My last blog explored the complex and uncertain economic and environmental times we are experiencing. To discuss this further, it is important to take stock and reflect on what is in store for the Welsh environment and natural resources. On 5th May, Welsh Government published the Future Trends Report 2017. This report looks to identify the key social, economic, environmental and cultural trends that could affect Wales in the future, as well as some of the factors that could influence the direction of those trends. The report “has been designed to support the public sector in Wales in making better decisions for the long term”. So what insight can be drawn from the Future Trends Report to help us understand the challenges facing the Welsh environment and natural resources?
The Future Trends Report reiterates the IPCC insight from the Synthesis Report (2014) that global climate change has been clearly documented and the current rates of change being observed are unprecedented. The observed impacts globally attributed to climate change are on physical, biological, and human / managed systems. This can be seen in flooding and coastal changes, public water supply shortages, and risks to natural capital (i.e. soils, biodiversity and ecosystems), which are all risks explored in the UK Climate Change Risk Assessment. The Future Trends Report notes that Wales is already exposed to a range of climate hazards, which are forecast to increase in frequency and severity.
For example, flooding is noted to pose the greatest long-term risk to infrastructure performance from climate change. The future trend for rainfall in Wales in 2050 is an increase in mean winter precipitation of 14 per cent, under the 2050s Medium Emissions scenario. This trend could have significant implications for communities, businesses and infrastructure in Wales. This is a priority for Welsh Government to reduce the flood risk and support communities. In March 2017, the Cabinet Secretary for Environment and Rural Affairs announced £32 million capital funding to reduce the risk from flooding to over 2,100 homes and businesses across Wales.

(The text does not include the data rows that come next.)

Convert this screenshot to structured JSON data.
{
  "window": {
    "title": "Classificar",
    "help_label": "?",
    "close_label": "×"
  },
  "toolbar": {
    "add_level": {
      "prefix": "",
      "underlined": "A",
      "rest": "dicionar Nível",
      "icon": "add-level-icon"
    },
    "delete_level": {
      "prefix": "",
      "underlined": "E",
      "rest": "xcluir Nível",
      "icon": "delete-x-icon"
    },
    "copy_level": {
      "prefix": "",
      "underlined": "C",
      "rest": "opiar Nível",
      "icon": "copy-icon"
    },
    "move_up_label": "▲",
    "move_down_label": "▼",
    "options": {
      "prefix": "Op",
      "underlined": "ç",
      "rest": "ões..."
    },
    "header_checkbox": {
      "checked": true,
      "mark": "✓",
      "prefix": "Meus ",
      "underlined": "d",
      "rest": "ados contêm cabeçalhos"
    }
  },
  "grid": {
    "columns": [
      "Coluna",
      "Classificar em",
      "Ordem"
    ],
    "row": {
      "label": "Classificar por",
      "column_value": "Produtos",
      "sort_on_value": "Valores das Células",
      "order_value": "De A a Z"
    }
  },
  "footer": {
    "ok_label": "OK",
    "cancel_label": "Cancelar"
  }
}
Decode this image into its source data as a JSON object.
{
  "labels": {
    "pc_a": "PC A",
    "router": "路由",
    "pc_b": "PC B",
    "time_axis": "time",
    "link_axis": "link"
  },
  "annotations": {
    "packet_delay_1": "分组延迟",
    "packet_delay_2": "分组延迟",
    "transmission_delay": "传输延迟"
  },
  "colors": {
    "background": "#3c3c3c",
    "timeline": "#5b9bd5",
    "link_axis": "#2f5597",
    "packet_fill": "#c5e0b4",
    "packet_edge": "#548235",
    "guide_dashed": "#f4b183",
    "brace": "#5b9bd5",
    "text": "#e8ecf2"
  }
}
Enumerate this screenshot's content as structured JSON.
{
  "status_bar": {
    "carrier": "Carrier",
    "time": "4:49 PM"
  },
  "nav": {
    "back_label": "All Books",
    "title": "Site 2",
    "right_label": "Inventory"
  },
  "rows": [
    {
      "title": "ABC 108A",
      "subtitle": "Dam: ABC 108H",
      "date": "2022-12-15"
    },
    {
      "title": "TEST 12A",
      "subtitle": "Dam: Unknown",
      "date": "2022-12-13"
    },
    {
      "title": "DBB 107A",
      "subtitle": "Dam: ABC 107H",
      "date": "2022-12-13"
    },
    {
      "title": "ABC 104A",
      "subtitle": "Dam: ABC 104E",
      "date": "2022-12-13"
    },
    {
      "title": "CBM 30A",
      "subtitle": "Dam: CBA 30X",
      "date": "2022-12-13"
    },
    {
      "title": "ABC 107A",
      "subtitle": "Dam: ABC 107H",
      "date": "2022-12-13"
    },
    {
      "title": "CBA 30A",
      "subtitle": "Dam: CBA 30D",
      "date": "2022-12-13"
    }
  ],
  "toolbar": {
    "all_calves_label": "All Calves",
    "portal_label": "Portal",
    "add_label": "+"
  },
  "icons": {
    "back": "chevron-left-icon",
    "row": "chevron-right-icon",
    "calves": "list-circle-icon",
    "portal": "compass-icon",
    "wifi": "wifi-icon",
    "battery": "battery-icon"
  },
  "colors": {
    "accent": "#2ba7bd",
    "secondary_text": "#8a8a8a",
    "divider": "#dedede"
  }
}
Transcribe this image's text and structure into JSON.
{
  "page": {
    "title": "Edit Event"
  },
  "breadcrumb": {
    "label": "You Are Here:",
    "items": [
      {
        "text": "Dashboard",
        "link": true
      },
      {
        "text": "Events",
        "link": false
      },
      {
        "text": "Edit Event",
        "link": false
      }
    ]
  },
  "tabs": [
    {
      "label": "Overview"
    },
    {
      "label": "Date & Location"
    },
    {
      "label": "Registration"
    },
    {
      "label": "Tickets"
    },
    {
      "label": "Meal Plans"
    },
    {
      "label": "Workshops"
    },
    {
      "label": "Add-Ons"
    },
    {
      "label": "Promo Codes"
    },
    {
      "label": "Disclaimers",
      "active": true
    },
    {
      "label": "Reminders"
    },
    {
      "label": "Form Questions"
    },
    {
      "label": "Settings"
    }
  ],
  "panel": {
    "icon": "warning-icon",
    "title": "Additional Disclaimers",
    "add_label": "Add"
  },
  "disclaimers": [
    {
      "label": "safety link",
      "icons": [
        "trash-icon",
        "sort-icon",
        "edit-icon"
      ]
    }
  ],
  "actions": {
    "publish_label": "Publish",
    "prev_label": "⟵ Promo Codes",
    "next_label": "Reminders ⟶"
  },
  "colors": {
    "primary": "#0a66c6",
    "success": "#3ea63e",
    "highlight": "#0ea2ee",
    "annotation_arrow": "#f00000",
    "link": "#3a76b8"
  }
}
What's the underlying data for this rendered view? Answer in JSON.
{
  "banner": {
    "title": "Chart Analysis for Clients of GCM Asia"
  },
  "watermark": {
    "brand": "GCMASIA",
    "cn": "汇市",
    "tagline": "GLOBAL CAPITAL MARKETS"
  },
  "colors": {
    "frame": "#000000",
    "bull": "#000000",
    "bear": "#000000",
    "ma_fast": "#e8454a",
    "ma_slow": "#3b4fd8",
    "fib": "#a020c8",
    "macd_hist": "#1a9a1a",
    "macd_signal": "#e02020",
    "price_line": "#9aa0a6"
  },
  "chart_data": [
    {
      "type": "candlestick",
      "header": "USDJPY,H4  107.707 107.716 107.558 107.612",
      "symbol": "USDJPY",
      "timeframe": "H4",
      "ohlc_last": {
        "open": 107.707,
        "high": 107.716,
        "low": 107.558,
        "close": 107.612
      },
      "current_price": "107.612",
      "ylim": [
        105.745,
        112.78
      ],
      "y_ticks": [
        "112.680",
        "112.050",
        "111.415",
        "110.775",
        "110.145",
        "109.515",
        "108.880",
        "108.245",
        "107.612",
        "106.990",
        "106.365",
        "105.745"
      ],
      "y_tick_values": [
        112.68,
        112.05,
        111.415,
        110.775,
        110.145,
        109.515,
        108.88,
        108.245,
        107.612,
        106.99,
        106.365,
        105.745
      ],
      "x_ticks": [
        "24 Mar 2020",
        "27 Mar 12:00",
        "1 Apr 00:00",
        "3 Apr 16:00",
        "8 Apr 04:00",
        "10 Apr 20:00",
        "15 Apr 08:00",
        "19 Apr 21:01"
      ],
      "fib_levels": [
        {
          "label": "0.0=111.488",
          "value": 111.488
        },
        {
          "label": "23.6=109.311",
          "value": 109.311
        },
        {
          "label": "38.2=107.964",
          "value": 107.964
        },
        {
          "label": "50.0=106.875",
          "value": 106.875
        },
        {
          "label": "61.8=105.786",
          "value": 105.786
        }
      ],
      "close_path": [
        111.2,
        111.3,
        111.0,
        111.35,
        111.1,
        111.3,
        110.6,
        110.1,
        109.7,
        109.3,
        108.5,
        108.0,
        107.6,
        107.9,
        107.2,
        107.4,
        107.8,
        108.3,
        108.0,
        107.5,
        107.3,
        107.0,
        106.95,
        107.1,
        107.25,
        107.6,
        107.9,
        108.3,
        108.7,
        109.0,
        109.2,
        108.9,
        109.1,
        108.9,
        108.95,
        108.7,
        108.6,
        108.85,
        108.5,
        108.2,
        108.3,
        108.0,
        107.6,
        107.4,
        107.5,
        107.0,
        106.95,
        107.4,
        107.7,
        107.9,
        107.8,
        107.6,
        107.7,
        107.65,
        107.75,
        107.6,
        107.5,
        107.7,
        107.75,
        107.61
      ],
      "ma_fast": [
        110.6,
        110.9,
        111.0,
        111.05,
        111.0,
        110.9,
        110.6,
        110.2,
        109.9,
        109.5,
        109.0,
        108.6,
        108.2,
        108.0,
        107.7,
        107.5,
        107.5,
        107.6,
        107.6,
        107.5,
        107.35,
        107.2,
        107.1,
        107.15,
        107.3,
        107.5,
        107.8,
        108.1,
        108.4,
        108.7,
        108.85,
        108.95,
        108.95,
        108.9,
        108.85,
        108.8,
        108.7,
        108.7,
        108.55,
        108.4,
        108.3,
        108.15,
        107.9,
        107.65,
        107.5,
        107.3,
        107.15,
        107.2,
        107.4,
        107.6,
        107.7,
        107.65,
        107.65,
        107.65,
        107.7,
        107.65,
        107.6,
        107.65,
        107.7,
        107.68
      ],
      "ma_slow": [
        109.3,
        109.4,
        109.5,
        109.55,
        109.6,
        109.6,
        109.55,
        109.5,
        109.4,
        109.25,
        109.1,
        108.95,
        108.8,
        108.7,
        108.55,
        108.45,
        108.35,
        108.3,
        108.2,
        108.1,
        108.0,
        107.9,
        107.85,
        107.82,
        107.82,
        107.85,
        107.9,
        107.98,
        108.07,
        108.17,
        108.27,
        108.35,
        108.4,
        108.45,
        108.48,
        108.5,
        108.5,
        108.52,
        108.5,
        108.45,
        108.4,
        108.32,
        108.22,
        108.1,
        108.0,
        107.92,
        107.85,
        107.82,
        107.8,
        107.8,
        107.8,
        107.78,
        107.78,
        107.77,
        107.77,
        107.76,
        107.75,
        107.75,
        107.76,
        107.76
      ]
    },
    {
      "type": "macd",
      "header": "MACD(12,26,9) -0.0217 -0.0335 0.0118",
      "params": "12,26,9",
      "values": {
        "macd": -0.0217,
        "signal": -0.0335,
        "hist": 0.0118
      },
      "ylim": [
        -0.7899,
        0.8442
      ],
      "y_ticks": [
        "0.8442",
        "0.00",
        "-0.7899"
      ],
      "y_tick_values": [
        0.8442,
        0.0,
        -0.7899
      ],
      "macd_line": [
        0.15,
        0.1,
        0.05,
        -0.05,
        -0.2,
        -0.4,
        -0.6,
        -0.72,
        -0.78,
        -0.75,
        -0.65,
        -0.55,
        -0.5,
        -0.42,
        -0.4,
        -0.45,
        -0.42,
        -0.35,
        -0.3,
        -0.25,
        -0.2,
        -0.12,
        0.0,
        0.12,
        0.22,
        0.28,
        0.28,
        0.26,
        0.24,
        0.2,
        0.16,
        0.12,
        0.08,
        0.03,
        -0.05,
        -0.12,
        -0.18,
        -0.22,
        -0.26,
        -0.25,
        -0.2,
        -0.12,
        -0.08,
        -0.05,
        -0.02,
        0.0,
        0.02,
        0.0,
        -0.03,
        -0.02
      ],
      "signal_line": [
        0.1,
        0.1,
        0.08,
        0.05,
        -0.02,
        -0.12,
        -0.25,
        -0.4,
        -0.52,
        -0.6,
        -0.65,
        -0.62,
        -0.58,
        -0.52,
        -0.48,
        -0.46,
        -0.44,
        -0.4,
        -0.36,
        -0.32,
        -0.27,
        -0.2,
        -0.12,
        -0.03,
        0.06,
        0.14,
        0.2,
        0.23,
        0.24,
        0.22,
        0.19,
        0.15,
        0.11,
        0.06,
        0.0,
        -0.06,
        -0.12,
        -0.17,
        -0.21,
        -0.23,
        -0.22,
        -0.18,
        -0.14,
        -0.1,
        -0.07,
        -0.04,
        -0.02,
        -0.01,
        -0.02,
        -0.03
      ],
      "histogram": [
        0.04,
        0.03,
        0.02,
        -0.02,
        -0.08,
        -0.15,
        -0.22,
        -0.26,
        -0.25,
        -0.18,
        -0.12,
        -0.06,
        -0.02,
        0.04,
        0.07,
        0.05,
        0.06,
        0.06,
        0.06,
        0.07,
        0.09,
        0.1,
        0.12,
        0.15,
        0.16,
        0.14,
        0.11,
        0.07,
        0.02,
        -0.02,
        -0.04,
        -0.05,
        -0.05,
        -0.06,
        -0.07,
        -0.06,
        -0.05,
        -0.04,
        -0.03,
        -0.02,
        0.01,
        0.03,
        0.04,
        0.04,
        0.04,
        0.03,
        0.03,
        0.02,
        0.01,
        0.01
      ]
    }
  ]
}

Interestingly, the EU funded “Migration, Environment and Climate Change: Evidence for Policy” (MECLEP) project has explored the impacts attributed to climate change on mobility. The project explores the relationship between migration and environmental change, specifically “how migration, including displacement and planned relocation, can benefit adaption strategies to environmental and climate change”. One area explored, is the depletion of ecosystem services due to events / processes that have a direct consequence of human security. As seen in the infographic, this complex issue has many environmental processes (i.e. climatological hazards – droughts) and mobility drivers (i.e. water security) that affect the ecosystem services (i.e. provisioning services – fresh water). Natural resources and ecosystems services therefore, provide important benefits through the regulation of the planet and the provision of crucial resources for survival and cultural activities. It is important for Wales to take this learning from the six project countries to ensure an integrated strategy that addresses the threat to ecosystems services from climate change.
In addition to the Future Trends Report exploring Climate Change, it notes key trends in Land Use and Natural Resources. Key areas for considerations are the decline of natural resources and the resilience of Wales’ ecosystems. Natural habitats are already experiencing unprecedented change and some animal and plant species will increase and some decrease, but the long-term trend is downwards for all species. Importantly, Welsh Government is addressing this area of concern with the National Natural Resources Policy that was out for consultation in early 2017, as a key part of the Environment (Wales) Act 2016.
As noted in the report, the political uncertainty is a critical factor in Wales’ future, especially with the current landscape of the up-coming General Election in June and the start of Brexit negotiations. The future trends in Wales, including the environment and land use will be directly impacted by the political landscape in the next few years, so it will be fascinating to see what the next few years, as well as long-term, have in store for the environment and natural resources in Wales.